I decompiled the SystemUI APK from the Google Pixel 2 XL running Android P Developer Preview 1 and found interesting new debug parameters related to AOD. Nearly 2 months ago, I discovered a set of hidden commands used to customize the AOD, and these new debug parameters seem to be part of the same set of commands. Searching for other references to these names brought me to a class called “
DozeWallpaperState” part of which I have shown in the second screenshot below.
As you can see in the first screenshot, there are several fields in the “
AlwaysOnDisplayPolicy” class. The fields include
screen_brightness_array which were present in Android 8.1 Oreo. However, two new fields called
wallpaperVisibilityDuration hint at debugging parameters used by Google engineers to test smoothly fading in and out of the wallpaper shown on the Always on Display when transitioning to the lock screen.
In the second screenshot, we see a method from the
DozeWallpaperState class that defines what to do when the device transitions to an ambient display mode (regular or AOD). Of interest are some lines being written to the system log when the device supports AOD but isn’t currently in ambient display mode. The log states that the “AoD wallpaper state changed to” and lists the current ambient display state and how long it took to animate that transition.
Another possible explanation of this code is that the AOD will only show the wallpaper during an incoming notification, but we aren’t too sure. We spoke to a few developers who looked at the code with us, but we couldn’t get a consensus. Hopefully, we’ll find out in the next Android P Developer Preview or when the source code for Android P drops.
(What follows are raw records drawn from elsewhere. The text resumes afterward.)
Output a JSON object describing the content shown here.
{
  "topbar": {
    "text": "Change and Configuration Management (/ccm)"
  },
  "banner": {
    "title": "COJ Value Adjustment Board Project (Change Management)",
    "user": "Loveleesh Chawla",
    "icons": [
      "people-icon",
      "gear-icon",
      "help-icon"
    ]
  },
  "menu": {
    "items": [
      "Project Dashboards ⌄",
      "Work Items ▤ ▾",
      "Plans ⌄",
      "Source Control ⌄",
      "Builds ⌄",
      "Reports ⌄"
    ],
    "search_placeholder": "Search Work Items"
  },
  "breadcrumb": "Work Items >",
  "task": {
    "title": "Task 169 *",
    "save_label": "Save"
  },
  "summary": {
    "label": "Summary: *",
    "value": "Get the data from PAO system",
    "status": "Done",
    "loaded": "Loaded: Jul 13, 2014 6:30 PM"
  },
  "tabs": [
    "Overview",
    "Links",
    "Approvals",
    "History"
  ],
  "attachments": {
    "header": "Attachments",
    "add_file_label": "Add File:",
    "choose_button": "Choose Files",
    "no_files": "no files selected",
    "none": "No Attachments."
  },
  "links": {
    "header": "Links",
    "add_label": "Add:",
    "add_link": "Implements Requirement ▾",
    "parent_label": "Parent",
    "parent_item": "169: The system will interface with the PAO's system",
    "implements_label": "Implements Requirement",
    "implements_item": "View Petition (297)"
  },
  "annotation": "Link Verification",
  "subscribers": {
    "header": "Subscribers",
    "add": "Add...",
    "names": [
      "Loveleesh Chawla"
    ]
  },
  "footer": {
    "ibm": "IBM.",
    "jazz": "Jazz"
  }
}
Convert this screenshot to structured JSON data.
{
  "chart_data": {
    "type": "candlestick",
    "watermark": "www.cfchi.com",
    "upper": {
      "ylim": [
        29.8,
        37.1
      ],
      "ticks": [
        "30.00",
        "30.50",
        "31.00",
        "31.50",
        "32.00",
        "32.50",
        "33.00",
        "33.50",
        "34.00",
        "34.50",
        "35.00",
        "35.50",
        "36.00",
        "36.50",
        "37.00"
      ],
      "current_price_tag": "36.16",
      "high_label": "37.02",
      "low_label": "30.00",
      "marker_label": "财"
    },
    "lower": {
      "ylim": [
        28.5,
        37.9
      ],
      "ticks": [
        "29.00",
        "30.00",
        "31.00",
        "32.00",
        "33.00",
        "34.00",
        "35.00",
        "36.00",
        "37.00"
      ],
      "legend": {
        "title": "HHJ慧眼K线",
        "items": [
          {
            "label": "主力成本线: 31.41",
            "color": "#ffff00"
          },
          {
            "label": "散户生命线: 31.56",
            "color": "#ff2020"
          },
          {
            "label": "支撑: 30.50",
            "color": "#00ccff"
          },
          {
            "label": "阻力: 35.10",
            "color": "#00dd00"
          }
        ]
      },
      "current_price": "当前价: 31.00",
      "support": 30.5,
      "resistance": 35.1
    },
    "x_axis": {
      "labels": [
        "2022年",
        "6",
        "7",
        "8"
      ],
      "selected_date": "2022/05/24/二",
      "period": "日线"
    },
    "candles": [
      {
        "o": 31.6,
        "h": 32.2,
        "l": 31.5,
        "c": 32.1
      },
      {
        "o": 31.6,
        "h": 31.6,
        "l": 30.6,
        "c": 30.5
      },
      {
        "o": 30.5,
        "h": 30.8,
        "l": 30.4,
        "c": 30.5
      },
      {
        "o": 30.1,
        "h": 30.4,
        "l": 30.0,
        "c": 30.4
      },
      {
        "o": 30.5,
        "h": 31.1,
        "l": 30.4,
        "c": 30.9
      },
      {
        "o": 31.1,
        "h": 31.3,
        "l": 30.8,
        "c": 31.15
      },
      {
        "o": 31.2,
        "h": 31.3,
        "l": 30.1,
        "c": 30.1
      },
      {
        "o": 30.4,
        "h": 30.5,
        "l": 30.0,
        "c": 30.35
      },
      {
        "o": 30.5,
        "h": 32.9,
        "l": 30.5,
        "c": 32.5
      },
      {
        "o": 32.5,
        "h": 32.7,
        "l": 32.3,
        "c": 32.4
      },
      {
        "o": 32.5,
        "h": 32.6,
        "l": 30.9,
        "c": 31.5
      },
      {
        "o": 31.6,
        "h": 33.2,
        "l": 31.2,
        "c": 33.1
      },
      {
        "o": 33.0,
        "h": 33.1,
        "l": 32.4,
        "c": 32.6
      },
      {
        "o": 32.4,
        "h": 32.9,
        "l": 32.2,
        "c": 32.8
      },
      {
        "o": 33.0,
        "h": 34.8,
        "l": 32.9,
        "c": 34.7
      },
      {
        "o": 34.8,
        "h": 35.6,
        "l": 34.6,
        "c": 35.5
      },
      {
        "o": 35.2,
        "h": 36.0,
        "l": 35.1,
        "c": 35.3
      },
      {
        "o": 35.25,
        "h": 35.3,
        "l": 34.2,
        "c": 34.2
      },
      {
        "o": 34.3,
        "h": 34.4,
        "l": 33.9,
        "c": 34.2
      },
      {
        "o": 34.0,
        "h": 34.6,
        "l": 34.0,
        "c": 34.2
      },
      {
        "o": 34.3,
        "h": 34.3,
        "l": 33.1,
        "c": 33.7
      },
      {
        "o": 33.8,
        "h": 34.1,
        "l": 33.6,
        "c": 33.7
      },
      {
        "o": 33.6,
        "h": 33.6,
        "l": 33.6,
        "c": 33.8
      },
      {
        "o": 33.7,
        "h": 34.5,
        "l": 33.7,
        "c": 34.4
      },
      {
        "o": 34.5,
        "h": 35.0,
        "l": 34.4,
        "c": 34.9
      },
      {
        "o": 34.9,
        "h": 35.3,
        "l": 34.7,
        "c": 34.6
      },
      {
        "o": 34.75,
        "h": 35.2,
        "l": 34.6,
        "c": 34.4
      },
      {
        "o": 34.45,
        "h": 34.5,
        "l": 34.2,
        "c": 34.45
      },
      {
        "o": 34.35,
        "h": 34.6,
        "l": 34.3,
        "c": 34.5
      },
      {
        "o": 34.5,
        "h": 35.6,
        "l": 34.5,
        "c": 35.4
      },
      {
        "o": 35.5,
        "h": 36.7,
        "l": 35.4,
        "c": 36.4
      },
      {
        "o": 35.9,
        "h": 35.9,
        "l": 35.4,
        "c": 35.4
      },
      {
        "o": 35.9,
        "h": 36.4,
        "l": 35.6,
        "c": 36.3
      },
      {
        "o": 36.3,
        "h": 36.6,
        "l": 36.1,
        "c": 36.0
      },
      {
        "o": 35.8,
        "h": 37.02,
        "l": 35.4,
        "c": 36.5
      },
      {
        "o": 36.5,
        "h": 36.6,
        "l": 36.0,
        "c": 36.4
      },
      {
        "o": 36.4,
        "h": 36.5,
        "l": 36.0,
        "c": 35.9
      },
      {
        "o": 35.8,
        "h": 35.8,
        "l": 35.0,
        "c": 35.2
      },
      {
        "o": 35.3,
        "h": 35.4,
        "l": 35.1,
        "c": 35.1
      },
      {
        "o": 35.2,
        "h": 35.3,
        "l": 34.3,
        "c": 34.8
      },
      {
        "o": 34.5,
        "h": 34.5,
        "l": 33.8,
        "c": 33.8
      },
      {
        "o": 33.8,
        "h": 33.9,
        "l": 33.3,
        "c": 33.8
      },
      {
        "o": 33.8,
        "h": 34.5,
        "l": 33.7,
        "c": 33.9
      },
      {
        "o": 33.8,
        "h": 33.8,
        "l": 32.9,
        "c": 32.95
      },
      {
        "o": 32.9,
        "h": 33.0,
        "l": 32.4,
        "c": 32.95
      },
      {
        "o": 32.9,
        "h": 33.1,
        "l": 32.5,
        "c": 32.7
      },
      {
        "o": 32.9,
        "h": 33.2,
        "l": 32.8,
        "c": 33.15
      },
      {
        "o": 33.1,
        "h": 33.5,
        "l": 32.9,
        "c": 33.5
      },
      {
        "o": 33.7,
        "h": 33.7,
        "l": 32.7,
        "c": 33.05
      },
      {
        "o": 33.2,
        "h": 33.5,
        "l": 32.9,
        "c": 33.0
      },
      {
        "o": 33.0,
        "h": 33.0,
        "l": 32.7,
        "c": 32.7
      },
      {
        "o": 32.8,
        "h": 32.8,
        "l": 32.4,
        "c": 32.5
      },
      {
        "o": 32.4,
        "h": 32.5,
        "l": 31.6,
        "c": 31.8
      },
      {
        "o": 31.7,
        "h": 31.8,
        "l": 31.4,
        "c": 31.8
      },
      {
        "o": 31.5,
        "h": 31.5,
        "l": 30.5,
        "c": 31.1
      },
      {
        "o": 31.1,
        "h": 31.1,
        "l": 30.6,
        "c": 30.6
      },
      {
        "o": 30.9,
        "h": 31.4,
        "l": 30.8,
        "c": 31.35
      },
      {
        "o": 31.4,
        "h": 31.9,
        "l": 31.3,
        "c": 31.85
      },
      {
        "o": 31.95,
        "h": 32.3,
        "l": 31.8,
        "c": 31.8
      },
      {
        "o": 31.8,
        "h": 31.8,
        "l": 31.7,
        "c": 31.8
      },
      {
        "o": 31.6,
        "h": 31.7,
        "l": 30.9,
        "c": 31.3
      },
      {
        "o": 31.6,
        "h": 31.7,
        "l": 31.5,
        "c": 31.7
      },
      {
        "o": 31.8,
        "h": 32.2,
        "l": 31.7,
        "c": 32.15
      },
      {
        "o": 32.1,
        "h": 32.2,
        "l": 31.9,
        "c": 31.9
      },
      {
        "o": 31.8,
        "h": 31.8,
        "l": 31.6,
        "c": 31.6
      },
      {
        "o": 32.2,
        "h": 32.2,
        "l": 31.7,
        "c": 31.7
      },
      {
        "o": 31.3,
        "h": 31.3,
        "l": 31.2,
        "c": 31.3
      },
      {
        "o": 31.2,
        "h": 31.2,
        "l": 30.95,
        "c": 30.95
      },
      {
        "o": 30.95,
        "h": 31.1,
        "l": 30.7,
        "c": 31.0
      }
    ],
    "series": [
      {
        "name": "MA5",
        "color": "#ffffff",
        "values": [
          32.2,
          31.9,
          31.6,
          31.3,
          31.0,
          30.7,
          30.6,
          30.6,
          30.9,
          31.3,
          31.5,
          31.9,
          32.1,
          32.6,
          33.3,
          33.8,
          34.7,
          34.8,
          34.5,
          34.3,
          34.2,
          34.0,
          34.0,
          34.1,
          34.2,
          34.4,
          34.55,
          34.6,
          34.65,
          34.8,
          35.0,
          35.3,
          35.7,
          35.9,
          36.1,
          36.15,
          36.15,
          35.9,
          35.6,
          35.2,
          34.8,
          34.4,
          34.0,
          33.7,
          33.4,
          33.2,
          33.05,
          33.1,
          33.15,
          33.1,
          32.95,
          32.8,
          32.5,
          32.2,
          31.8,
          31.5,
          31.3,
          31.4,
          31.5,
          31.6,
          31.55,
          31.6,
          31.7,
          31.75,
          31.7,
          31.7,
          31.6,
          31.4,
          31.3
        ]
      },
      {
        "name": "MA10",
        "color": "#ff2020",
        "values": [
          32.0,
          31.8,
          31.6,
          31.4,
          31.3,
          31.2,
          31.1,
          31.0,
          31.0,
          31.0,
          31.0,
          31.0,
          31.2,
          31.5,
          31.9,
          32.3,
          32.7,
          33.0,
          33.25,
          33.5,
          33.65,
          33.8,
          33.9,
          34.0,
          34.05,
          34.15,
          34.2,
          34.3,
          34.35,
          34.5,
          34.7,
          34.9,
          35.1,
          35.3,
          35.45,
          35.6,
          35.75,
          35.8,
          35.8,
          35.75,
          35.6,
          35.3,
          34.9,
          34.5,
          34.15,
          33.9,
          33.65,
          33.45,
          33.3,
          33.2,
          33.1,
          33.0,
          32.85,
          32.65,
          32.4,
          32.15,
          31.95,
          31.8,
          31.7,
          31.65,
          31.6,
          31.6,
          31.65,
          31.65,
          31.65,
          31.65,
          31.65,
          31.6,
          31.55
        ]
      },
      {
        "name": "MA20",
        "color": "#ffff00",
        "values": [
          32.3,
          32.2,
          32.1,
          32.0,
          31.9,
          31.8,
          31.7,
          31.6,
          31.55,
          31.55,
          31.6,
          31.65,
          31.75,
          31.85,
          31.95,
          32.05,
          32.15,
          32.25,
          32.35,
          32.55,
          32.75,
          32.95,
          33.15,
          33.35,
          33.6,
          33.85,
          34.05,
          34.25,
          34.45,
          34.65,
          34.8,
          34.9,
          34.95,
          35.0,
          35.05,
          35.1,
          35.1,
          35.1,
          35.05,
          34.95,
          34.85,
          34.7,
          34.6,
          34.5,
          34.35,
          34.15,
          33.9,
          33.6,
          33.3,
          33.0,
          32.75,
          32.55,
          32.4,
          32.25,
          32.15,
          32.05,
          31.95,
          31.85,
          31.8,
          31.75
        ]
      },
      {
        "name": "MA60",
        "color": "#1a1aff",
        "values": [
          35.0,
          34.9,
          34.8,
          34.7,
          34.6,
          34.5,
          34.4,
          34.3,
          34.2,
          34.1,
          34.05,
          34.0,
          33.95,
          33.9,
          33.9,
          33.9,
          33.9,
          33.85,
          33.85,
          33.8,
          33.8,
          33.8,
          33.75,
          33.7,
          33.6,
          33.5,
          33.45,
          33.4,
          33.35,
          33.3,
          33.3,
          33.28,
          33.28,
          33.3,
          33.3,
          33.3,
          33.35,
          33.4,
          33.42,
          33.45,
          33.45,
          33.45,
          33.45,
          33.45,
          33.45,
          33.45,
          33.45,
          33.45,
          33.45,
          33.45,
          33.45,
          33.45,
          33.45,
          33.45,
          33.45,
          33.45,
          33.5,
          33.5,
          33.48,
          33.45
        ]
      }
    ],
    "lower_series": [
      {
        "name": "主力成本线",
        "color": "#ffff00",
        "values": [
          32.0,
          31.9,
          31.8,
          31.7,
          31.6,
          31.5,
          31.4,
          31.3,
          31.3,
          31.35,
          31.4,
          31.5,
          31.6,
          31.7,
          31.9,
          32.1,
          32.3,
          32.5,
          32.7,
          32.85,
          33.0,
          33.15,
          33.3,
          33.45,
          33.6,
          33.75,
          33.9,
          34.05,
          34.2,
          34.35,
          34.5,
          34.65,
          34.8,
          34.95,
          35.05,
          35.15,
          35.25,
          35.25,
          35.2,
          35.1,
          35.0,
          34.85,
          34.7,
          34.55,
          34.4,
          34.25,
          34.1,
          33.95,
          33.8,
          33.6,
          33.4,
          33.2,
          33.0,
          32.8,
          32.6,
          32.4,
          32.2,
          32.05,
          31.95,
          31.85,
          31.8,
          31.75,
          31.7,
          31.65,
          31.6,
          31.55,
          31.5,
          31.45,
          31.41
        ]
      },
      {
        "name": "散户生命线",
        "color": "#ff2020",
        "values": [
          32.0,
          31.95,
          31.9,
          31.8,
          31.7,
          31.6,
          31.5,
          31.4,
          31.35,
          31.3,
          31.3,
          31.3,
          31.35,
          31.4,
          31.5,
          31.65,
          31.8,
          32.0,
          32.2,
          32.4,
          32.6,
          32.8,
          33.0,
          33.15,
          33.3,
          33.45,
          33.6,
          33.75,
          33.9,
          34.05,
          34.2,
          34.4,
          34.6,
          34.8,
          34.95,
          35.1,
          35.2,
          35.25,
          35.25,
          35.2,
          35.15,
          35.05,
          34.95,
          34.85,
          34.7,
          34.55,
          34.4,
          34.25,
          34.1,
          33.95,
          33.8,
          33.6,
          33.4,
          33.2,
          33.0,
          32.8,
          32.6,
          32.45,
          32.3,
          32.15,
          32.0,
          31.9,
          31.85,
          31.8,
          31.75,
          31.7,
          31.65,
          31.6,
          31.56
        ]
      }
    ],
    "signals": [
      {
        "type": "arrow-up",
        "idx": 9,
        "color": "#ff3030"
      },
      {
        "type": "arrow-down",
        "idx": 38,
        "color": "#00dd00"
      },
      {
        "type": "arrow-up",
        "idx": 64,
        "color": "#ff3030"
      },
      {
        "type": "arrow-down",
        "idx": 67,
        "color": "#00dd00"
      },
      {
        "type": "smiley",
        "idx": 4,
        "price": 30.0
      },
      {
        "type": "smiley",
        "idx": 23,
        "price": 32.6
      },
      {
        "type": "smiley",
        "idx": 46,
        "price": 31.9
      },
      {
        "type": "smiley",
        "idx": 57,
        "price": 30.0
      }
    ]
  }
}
By then, someone might even figure out how to enable this feature before the next Android P preview build!